■ ABOUT THIS TASK
The entries are to be given again in full. Every word must match.

(Collection entries)

════════════════

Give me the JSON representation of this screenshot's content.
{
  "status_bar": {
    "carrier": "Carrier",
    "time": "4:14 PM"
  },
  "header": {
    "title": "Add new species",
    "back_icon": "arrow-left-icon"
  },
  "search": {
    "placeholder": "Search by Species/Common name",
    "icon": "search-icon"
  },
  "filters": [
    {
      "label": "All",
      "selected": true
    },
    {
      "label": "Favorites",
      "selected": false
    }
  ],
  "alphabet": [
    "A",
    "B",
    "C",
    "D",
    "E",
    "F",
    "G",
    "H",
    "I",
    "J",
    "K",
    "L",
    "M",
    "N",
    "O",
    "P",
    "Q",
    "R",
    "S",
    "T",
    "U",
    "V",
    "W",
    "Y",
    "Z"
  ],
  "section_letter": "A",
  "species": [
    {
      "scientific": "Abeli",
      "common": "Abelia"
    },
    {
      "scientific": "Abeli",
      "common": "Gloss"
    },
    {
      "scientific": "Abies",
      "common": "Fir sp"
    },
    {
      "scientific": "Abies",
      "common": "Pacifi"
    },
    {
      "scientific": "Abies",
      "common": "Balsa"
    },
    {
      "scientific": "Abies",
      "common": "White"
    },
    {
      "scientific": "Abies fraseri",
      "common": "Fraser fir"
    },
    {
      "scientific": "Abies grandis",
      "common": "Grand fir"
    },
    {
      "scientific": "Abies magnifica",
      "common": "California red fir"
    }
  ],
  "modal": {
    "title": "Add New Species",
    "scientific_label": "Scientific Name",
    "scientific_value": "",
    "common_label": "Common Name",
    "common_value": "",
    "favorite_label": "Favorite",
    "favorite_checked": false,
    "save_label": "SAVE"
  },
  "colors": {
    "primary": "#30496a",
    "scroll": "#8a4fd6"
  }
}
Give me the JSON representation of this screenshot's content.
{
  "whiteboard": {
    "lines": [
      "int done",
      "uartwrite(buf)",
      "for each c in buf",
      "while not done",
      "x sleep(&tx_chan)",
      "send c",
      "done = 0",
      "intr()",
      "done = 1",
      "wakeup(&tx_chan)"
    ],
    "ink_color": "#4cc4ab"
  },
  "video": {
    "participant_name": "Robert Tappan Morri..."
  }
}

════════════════

■ SOLUTION
Give me the JSON representation of this screenshot's content.
{
  "status_bar": {
    "carrier": "Carrier",
    "time": "4:14 PM"
  },
  "header": {
    "title": "Add new species",
    "back_icon": "arrow-left-icon"
  },
  "search": {
    "placeholder": "Search by Species/Common name",
    "icon": "search-icon"
  },
  "filters": [
    {
      "label": "All",
      "selected": true
    },
    {
      "label": "Favorites",
      "selected": false
    }
  ],
  "alphabet": [
    "A",
    "B",
    "C",
    "D",
    "E",
    "F",
    "G",
    "H",
    "I",
    "J",
    "K",
    "L",
    "M",
    "N",
    "O",
    "P",
    "Q",
    "R",
    "S",
    "T",
    "U",
    "V",
    "W",
    "Y",
    "Z"
  ],
  "section_letter": "A",
  "species": [
    {
      "scientific": "Abeli",
      "common": "Abelia"
    },
    {
      "scientific": "Abeli",
      "common": "Gloss"
    },
    {
      "scientific": "Abies",
      "common": "Fir sp"
    },
    {
      "scientific": "Abies",
      "common": "Pacifi"
    },
    {
      "scientific": "Abies",
      "common": "Balsa"
    },
    {
      "scientific": "Abies",
      "common": "White"
    },
    {
      "scientific": "Abies fraseri",
      "common": "Fraser fir"
    },
    {
      "scientific": "Abies grandis",
      "common": "Grand fir"
    },
    {
      "scientific": "Abies magnifica",
      "common": "California red fir"
    }
  ],
  "modal": {
    "title": "Add New Species",
    "scientific_label": "Scientific Name",
    "scientific_value": "",
    "common_label": "Common Name",
    "common_value": "",
    "favorite_label": "Favorite",
    "favorite_checked": false,
    "save_label": "SAVE"
  },
  "colors": {
    "primary": "#30496a",
    "scroll": "#8a4fd6"
  }
}
Give me the JSON representation of this screenshot's content.
{
  "whiteboard": {
    "lines": [
      "int done",
      "uartwrite(buf)",
      "for each c in buf",
      "while not done",
      "x sleep(&tx_chan)",
      "send c",
      "done = 0",
      "intr()",
      "done = 1",
      "wakeup(&tx_chan)"
    ],
    "ink_color": "#4cc4ab"
  },
  "video": {
    "participant_name": "Robert Tappan Morri..."
  }
}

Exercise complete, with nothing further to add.